Samsung overstepped the boundaries of marketing when they were caught paying students in Taiwan to go on message boards to bash HTC, and falsely report that HTC's phones were crashing. That's a big no-no, if you couldn't already tell.
Of course, companies have indirectly bashed their competition in different ways. Take Tim Cook's jab at Microsoft during the iPad Air announcement:
“Our competition is different: They’re confused. They chased after netbooks. Now they’re trying to make PCs into tablets and tablets into PCs. Who knows what they’ll do next? I can’t answer that question, but I can tell you that we’re focused.”

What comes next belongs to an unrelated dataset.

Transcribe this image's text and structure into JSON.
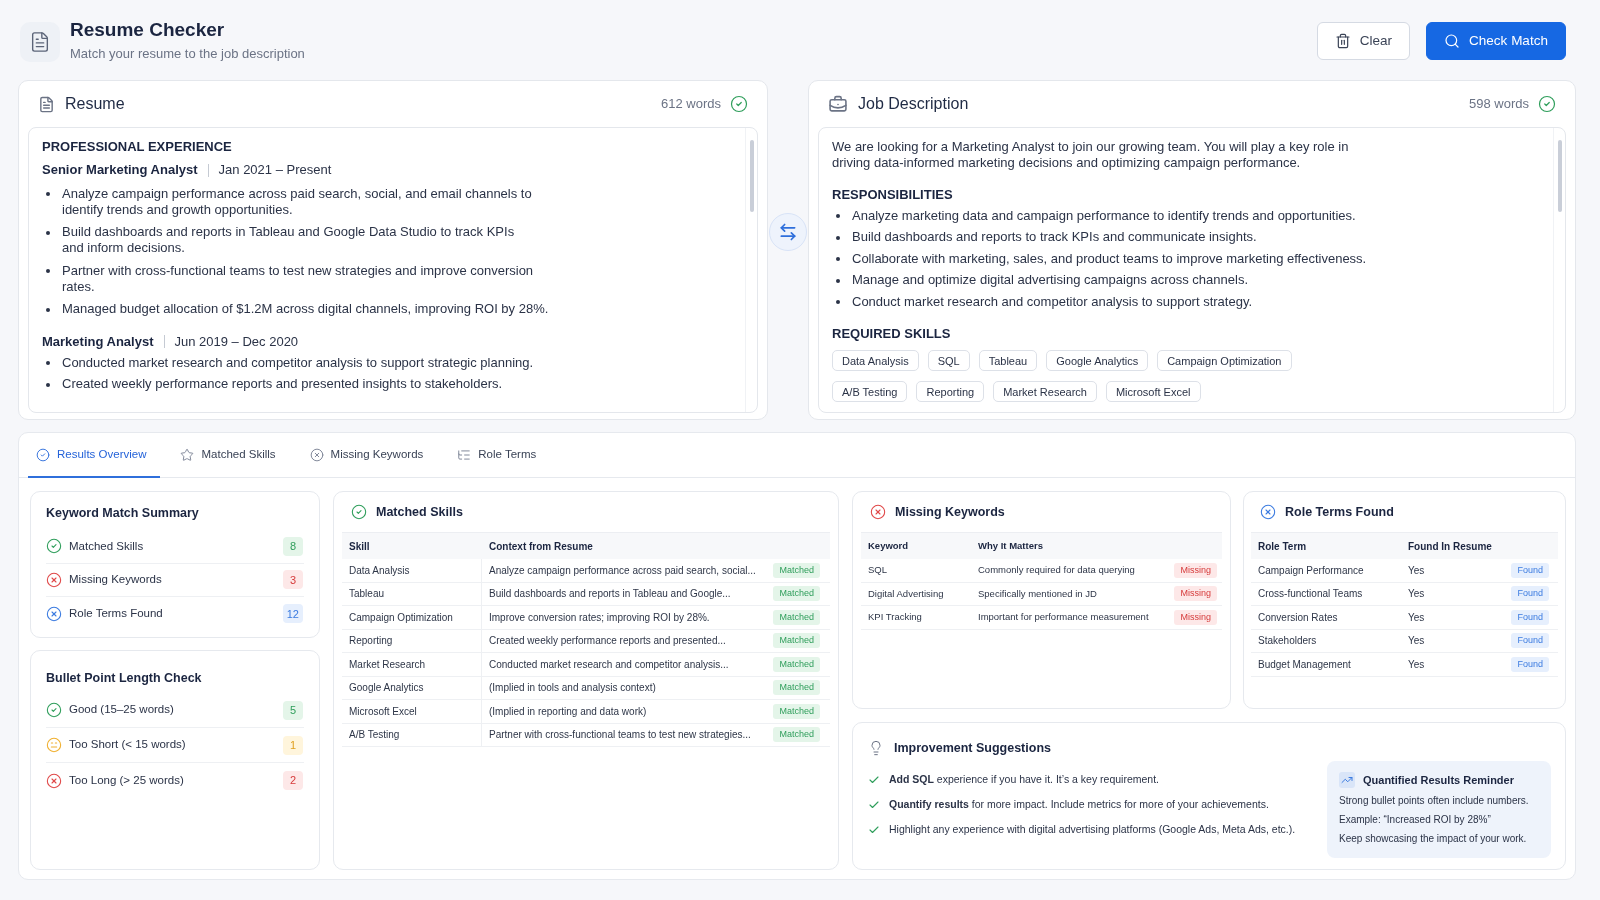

Tim Cook just threw every one of his competitors under the bus with that line, but, as everyone who watched the announcement can attest to, it was apparent that Microsoft was back in Apple's crosshairs. Okay, so there's that. Yet, some companies choose to directly attack their competition. Take Samsung. Though Samsung's biggest competition is Apple, HTC is close to being next in line. So, when Taiwan's Fair Trade Commission responded to reports that Samsung had hired a large number of writers and employees to "highlight the shortcomings of competing products" on message forums, it wasn't a surprise that all of those products just happened to be from HTC. The hired employees, many of whom were students, wrote negative reviews about HTC products and reported that phones were crashing. Samsung admitted the allegations were true, and have now been slapped with the equivalent of a $340,000 fine.
Sadly, this fine won't make HTC's phones any better.